* [Dataset extract]:
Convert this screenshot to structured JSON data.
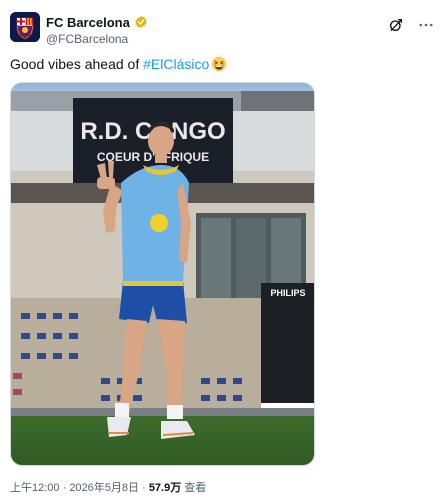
{
  "account": {
    "display_name": "FC Barcelona",
    "handle": "@FCBarcelona",
    "verified_badge": "gold-verified-badge-icon"
  },
  "tweet": {
    "text_prefix": "Good vibes ahead of ",
    "hashtag": "#ElClásico",
    "emoji": "grinning-squinting-face"
  },
  "photo": {
    "building_sign_line1": "R.D. CONGO",
    "building_sign_line2": "COEUR D'AFRIQUE",
    "side_sign": "PHILIPS"
  },
  "meta": {
    "time": "上午12:00",
    "separator": " · ",
    "date": "2026年5月8日",
    "views_count": "57.9万",
    "views_label": " 查看"
  },
  "colors": {
    "accent": "#1d9bf0",
    "verified": "#e2b719",
    "muted_text": "#536471"
  }
}
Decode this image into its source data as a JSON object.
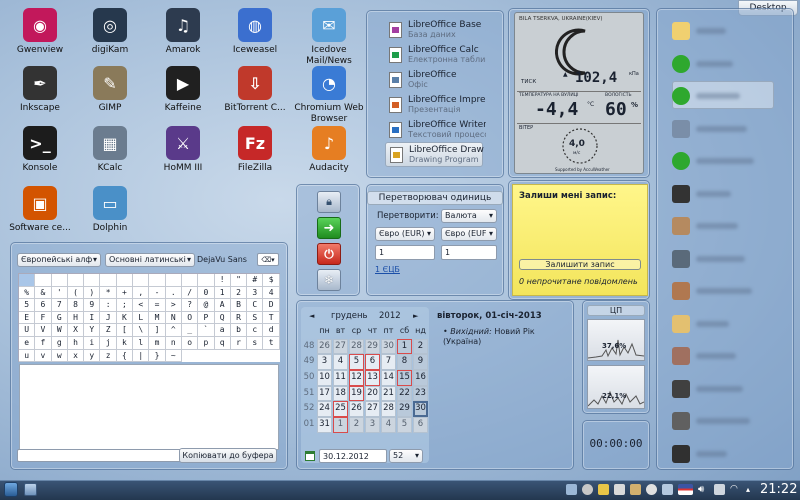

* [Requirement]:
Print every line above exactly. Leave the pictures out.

* [Task response]:
Convert this screenshot to structured JSON data.
{
  "account": {
    "display_name": "FC Barcelona",
    "handle": "@FCBarcelona",
    "verified_badge": "gold-verified-badge-icon"
  },
  "tweet": {
    "text_prefix": "Good vibes ahead of ",
    "hashtag": "#ElClásico",
    "emoji": "grinning-squinting-face"
  },
  "photo": {
    "building_sign_line1": "R.D. CONGO",
    "building_sign_line2": "COEUR D'AFRIQUE",
    "side_sign": "PHILIPS"
  },
  "meta": {
    "time": "上午12:00",
    "separator": " · ",
    "date": "2026年5月8日",
    "views_count": "57.9万",
    "views_label": " 查看"
  },
  "colors": {
    "accent": "#1d9bf0",
    "verified": "#e2b719",
    "muted_text": "#536471"
  }
}
Decode this image into its source data as a JSON object.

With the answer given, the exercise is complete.